The USHG team also includes two of our favorite sommeliers — John Ragan (ex-Eleven Madison Park and Campton Place) and Sabato Sagaria (ex-Inn at Little Washington and Inn at Little Nell) — both of whom we interviewed for our 2011 book THE FOOD LOVER’S GUIDE TO WINE and both of whom have since gone on to earn the coveted and hard-won title of Master Sommelier. Untitled’s beverage director Eduardo Porto Carreiro (an alum of Daniel Boulud’s restaurants Bar Boulud and Boulud Sud) immediately won our hearts with the Mary Poppins analogy he used to characterize our bottle of wine.
Across the board, service at Untitled is vintage USHG. Case in point: The happy occasion of sipping Madeira at the end of dinner led to our offhand comment to Sabato Sagaria that all we were missing were Hershey Kisses — an insider reference to his collegiate fondness for the pairing, as shared on page 267 of our book THE FOOD LOVER’S GUIDE TO WINE:
“While I was in college at Cornell, I was a teaching assistant for a wine course; I got paid $5.50 an hour and got to bring home two wines. One day, they sent me home with a bottle of Bual Madeira, and my mom had just sent me a care package for exams that had some Hershey Kisses with almonds in them. So I was studying late, and popped some Kisses while sipping my Madeira. That pairing is what turned me on to Madeira!”

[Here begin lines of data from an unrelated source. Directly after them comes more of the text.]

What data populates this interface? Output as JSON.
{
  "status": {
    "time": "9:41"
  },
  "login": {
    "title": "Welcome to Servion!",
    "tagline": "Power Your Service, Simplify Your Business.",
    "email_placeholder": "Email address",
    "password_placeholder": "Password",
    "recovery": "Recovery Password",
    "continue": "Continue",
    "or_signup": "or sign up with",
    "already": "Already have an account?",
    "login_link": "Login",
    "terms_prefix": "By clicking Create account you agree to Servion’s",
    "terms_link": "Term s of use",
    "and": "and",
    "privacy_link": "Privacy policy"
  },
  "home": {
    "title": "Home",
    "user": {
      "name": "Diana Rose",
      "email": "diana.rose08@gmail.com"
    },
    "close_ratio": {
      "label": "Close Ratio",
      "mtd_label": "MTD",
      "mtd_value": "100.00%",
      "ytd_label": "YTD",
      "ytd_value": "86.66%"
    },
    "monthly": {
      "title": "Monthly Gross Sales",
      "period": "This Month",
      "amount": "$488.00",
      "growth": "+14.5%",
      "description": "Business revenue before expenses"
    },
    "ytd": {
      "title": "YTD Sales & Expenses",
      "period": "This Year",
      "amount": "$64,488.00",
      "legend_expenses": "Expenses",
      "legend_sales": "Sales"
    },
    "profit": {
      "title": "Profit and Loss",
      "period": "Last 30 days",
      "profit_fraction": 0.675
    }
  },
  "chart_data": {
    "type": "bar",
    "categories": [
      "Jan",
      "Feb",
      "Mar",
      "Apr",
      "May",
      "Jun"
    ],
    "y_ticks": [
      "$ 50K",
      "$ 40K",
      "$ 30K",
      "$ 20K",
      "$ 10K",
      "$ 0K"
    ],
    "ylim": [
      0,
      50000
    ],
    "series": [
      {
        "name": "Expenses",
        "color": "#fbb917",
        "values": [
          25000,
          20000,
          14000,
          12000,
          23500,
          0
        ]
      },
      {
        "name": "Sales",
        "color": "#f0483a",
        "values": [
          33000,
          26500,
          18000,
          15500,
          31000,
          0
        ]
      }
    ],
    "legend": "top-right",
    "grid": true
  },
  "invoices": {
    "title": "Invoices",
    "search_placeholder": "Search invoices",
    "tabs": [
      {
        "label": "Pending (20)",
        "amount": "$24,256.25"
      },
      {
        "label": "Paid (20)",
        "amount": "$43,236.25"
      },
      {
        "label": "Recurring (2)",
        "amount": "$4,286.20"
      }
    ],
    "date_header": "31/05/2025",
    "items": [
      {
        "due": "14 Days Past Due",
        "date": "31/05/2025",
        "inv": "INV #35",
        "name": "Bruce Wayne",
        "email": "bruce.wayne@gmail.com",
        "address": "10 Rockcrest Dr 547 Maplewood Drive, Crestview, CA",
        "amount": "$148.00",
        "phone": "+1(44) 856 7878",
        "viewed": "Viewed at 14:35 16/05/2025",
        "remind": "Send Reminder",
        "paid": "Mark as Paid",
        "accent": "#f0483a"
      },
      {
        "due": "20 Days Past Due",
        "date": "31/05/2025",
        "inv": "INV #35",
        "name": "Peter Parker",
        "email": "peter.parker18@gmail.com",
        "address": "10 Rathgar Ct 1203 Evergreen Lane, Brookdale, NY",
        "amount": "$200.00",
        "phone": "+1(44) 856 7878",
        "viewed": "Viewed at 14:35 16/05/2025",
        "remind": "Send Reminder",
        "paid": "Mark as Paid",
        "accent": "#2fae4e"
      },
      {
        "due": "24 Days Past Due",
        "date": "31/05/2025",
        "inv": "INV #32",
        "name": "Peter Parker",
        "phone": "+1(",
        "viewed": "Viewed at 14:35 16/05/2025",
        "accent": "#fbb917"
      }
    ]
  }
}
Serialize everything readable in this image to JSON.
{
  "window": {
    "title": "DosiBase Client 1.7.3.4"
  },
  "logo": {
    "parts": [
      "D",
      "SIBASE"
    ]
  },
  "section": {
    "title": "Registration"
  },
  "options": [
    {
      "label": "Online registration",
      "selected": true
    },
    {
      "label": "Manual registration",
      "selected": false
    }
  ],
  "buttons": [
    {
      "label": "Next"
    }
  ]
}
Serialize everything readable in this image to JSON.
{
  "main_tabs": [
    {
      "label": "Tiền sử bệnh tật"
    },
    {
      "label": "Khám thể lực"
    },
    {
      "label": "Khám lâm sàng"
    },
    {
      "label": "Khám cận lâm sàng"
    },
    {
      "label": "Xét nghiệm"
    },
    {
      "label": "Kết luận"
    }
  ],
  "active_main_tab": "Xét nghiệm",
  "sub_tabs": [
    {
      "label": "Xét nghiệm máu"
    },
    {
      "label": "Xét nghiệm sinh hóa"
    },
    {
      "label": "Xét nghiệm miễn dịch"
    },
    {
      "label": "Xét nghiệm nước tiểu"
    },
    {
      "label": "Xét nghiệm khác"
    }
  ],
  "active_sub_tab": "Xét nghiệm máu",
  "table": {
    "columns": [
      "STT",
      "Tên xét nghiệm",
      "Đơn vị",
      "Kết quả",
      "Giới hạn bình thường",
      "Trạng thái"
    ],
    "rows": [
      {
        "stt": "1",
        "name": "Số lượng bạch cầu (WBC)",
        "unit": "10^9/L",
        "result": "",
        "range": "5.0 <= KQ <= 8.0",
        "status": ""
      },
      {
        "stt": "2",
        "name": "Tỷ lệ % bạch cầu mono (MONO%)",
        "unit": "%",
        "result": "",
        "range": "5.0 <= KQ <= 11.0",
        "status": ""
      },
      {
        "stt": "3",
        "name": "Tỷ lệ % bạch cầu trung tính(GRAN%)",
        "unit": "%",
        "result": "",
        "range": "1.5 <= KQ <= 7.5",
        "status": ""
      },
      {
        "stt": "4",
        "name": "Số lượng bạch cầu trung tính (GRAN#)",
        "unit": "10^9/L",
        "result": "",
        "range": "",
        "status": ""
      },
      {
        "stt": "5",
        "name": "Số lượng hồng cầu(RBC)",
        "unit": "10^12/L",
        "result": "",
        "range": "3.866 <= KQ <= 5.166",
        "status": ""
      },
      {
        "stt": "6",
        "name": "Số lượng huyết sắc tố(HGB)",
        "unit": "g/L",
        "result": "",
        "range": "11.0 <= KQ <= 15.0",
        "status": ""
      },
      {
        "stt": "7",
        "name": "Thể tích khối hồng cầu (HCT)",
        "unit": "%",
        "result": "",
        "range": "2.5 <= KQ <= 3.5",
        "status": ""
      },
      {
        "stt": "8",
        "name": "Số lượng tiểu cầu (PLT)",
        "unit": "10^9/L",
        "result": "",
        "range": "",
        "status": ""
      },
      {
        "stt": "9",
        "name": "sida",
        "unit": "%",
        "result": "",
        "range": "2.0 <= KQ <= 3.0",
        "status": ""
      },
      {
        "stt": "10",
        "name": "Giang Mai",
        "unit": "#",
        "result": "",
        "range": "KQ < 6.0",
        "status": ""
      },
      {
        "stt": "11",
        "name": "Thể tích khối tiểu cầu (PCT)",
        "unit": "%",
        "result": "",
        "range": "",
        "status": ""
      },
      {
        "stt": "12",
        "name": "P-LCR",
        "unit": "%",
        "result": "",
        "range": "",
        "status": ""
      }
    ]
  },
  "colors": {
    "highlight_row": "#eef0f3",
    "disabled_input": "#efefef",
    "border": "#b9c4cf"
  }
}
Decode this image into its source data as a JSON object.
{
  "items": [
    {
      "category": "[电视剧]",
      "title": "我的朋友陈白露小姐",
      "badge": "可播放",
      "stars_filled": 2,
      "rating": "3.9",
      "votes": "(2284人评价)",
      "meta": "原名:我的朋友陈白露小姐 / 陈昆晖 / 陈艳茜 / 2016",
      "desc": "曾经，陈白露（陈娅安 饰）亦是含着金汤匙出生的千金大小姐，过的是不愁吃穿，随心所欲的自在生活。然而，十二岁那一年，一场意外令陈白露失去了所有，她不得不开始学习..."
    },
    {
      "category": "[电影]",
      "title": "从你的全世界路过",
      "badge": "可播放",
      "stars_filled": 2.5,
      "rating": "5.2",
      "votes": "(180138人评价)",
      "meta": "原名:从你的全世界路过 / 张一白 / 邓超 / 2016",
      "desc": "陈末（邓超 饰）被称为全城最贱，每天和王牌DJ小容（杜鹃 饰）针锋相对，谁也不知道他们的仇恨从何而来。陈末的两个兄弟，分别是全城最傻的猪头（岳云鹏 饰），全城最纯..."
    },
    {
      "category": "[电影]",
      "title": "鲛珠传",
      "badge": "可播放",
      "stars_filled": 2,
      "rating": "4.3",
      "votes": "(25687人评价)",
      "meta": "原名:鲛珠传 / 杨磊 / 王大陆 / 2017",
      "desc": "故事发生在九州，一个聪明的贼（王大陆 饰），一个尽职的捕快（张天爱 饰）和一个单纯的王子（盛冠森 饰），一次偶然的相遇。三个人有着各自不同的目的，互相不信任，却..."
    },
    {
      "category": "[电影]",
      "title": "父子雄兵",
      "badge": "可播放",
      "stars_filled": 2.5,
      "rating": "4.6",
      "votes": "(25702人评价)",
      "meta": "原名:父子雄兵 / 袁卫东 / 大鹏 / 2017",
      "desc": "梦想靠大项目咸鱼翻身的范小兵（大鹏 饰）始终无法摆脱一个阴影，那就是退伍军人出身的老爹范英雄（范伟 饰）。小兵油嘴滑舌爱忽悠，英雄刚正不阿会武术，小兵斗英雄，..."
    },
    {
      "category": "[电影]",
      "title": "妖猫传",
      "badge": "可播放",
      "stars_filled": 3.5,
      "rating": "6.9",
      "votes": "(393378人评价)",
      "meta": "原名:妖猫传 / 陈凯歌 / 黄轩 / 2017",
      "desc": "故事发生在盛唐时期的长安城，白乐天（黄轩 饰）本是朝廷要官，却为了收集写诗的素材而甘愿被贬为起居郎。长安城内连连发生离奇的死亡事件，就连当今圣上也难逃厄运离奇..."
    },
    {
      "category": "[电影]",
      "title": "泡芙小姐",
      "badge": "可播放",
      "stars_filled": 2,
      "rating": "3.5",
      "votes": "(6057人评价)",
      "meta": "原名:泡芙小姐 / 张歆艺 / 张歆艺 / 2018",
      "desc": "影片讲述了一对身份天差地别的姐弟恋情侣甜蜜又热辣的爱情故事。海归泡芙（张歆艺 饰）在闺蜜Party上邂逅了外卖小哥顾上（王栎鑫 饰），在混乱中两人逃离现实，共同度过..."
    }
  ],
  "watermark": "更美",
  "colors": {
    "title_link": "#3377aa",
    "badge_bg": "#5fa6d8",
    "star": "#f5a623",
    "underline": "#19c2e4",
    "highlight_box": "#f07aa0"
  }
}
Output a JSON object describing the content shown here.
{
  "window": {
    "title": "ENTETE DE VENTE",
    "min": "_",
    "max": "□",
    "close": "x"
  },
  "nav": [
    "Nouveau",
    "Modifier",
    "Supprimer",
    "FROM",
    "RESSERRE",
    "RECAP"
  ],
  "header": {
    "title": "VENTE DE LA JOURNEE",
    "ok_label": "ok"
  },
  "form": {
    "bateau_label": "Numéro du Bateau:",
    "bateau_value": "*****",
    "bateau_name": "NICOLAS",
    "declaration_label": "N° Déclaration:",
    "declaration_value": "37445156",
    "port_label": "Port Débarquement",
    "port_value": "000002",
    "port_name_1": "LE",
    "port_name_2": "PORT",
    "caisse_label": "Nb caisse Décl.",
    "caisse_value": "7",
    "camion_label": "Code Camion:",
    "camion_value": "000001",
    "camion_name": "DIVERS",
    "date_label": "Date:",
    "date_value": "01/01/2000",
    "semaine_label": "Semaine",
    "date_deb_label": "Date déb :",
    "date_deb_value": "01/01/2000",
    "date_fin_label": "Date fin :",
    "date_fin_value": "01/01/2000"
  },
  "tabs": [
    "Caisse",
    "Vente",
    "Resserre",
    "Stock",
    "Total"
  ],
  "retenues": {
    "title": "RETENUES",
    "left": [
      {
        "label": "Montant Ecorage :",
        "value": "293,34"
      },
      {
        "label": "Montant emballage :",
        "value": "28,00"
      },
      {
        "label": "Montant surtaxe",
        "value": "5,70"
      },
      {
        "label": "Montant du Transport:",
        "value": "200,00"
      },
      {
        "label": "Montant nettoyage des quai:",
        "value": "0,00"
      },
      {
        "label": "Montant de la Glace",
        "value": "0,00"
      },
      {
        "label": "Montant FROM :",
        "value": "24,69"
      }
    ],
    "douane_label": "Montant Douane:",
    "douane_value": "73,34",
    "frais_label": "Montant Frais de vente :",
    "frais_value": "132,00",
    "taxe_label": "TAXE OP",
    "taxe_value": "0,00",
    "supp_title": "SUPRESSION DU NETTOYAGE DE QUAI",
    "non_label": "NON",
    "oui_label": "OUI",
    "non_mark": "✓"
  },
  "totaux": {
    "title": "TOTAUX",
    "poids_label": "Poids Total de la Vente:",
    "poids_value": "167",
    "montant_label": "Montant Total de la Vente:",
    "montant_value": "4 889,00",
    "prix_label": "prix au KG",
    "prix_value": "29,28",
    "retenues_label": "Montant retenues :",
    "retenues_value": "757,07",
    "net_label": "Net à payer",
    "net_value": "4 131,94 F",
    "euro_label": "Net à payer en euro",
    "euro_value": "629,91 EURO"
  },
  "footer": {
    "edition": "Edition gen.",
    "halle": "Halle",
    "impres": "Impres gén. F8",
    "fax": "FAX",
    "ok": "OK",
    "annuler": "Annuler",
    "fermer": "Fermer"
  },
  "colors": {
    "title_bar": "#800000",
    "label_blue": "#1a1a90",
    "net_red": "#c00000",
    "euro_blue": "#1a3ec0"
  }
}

—Sabato Sagaria, MS, in THE FOOD LOVER’S GUIDE TO WINE
What seemed to us to be mere moments later, we were stunned when a plate of Hershey Kisses was placed on our table so that we could enjoy the pairing! (No idea how on earth they procured some so quickly!) This was another a classic USHG “+1” case study in proactively seizing opportunities to make diners’ experiences even more pleasurable and memorable whenever possible. Mission accomplished!
During opening night with a roomful of heavy-hitters (like the Whitney Museum’s own director Adam Weinberg, who was seated with guests at a window table) and curiosity-seekers alike, to our palates the kitchen service seemed virtually flawless. But a few times during the course of the evening, the lighting flickered back and forth from dim to bright, as the staff strove to get the ambiance just right.
Because that’s what opening nights — not to mention USHG’s quality-obsessed team members — are all about. Other top restaurateurs might use opening night as a time to celebrate. However, it’s very telling that Richard Coraine mentioned to Andrew that he and Meyer were headed out for their usual restaurant opening-night ritual: sitting down over a cup of coffee and making lists of everything they still wanted to tweak.
We’d have loved to be flies on the wall to overhear that conversation, given how polished we found the restaurant on May 1st. Untitled is already very, very, very good. So apparently now: it’s on to being great!
P.S. Is it any wonder that such a magical night (on the heels of a magical day) ended up inspiring one of Andrew’s most magical photographs ever from the window of our taxi on the ride home from Untitled?
Untitled at the Whitney Museum of American Art is on the first floor of 99 Gansevoort Street between Washington and West. Website: untitledatthewhitney.com
StudioCafe at the Whitney Museum of American Art is on the 8th floor of 99 Gansevoort Street between Washington and West. Website: untitledatthewhitney.com/page/studiocafe